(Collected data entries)
++++++++

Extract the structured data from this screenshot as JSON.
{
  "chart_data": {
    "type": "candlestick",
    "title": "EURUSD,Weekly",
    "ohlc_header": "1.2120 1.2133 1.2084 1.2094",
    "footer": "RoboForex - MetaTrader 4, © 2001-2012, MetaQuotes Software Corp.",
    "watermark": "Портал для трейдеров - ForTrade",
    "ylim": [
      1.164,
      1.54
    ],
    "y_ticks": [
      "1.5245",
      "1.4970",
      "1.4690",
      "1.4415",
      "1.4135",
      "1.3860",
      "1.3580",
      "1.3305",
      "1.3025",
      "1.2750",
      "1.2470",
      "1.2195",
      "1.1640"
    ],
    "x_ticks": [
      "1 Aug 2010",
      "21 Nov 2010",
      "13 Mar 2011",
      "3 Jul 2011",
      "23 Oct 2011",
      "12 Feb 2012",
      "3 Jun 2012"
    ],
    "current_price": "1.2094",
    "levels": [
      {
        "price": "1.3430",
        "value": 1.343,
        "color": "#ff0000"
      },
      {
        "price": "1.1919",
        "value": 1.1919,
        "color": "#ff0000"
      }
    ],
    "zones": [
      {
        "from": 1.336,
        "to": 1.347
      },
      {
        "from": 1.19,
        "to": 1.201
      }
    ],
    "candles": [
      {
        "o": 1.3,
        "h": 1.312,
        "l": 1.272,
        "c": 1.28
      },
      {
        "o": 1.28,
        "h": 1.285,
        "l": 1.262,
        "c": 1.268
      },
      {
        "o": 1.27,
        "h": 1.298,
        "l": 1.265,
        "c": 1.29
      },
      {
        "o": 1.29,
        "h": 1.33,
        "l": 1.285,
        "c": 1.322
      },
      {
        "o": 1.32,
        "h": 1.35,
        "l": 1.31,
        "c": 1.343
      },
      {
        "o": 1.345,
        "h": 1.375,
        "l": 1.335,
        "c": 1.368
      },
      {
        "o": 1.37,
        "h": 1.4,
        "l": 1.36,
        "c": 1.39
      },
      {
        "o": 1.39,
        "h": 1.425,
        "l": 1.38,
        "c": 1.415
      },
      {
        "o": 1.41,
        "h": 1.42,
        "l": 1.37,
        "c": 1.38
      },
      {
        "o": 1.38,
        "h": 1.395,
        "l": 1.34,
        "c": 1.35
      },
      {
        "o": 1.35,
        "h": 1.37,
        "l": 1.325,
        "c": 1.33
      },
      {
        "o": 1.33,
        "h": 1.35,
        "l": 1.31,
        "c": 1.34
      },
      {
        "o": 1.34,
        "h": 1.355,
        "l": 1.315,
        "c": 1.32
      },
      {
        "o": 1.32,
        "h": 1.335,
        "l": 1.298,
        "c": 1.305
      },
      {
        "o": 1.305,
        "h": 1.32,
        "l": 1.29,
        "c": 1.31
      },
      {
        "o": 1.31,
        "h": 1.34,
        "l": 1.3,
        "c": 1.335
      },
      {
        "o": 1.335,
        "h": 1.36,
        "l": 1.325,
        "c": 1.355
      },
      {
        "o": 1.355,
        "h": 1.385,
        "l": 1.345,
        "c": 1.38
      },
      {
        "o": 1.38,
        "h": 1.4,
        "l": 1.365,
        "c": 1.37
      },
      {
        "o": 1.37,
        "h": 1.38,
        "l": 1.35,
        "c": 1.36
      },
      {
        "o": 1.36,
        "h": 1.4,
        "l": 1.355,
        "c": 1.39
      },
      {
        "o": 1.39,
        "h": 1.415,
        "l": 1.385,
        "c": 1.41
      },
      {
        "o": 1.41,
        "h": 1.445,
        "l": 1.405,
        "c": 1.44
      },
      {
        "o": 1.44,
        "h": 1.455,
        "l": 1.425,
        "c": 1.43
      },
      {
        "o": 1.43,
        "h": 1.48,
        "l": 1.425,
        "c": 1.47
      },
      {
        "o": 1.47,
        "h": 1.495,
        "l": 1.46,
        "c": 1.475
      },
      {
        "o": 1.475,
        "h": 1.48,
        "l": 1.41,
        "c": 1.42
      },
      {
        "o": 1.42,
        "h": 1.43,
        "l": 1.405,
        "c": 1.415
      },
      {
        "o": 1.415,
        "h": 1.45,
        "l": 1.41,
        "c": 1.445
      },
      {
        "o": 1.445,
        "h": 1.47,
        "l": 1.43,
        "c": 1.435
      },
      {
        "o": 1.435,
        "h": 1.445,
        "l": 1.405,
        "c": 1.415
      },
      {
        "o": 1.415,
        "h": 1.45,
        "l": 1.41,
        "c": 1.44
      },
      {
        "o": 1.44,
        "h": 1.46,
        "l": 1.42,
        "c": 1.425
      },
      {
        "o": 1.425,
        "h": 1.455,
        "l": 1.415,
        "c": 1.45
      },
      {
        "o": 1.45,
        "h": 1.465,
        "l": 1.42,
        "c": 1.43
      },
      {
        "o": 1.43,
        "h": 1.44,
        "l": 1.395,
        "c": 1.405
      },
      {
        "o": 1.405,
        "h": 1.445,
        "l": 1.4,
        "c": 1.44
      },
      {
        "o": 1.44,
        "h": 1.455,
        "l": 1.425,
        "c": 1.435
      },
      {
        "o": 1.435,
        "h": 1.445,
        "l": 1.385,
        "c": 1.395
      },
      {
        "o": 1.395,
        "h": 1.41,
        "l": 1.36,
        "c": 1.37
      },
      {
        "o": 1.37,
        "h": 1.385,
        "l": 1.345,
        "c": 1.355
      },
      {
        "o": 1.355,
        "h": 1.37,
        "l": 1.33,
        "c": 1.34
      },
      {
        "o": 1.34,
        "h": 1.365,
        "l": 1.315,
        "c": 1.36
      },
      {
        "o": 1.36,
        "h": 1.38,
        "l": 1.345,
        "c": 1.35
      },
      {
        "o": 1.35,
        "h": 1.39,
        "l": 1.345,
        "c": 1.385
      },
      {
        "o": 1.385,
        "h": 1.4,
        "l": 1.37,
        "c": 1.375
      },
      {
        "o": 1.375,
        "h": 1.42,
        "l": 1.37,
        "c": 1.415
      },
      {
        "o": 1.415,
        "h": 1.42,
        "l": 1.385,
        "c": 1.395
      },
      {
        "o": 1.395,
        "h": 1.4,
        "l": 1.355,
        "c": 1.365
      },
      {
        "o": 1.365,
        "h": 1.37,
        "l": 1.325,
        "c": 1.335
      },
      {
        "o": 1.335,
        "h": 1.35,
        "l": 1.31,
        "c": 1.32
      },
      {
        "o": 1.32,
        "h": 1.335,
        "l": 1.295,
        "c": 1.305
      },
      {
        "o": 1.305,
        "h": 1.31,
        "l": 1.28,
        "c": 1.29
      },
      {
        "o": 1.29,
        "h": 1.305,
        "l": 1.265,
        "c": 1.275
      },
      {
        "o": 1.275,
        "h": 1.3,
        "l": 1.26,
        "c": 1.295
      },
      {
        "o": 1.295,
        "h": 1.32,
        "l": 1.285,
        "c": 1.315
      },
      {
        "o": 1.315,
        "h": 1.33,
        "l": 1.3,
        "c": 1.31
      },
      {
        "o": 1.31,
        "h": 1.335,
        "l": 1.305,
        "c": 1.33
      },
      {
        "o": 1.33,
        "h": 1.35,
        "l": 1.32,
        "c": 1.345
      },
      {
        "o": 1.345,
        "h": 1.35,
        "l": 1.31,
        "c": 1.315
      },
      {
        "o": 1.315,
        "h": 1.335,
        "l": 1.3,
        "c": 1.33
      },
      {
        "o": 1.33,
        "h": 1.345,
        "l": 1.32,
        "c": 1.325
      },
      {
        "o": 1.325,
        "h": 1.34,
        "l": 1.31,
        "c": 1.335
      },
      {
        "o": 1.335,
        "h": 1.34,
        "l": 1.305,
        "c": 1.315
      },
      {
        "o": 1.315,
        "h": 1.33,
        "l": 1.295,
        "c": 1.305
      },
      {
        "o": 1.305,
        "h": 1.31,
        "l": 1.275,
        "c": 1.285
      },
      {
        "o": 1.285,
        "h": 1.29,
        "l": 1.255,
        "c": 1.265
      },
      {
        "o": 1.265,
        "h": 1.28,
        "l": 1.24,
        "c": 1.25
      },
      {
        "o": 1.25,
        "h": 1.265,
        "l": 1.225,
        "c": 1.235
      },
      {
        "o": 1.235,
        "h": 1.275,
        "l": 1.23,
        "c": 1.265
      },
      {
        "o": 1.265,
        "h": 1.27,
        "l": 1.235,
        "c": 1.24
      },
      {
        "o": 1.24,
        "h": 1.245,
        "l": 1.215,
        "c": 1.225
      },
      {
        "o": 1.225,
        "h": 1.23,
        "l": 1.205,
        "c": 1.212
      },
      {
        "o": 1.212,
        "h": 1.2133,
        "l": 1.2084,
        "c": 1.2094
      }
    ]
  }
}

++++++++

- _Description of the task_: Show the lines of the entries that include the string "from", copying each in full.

- _Solution for this task_:
Extract the structured data from this screenshot as JSON.
        "from": 1.336,
        "from": 1.19,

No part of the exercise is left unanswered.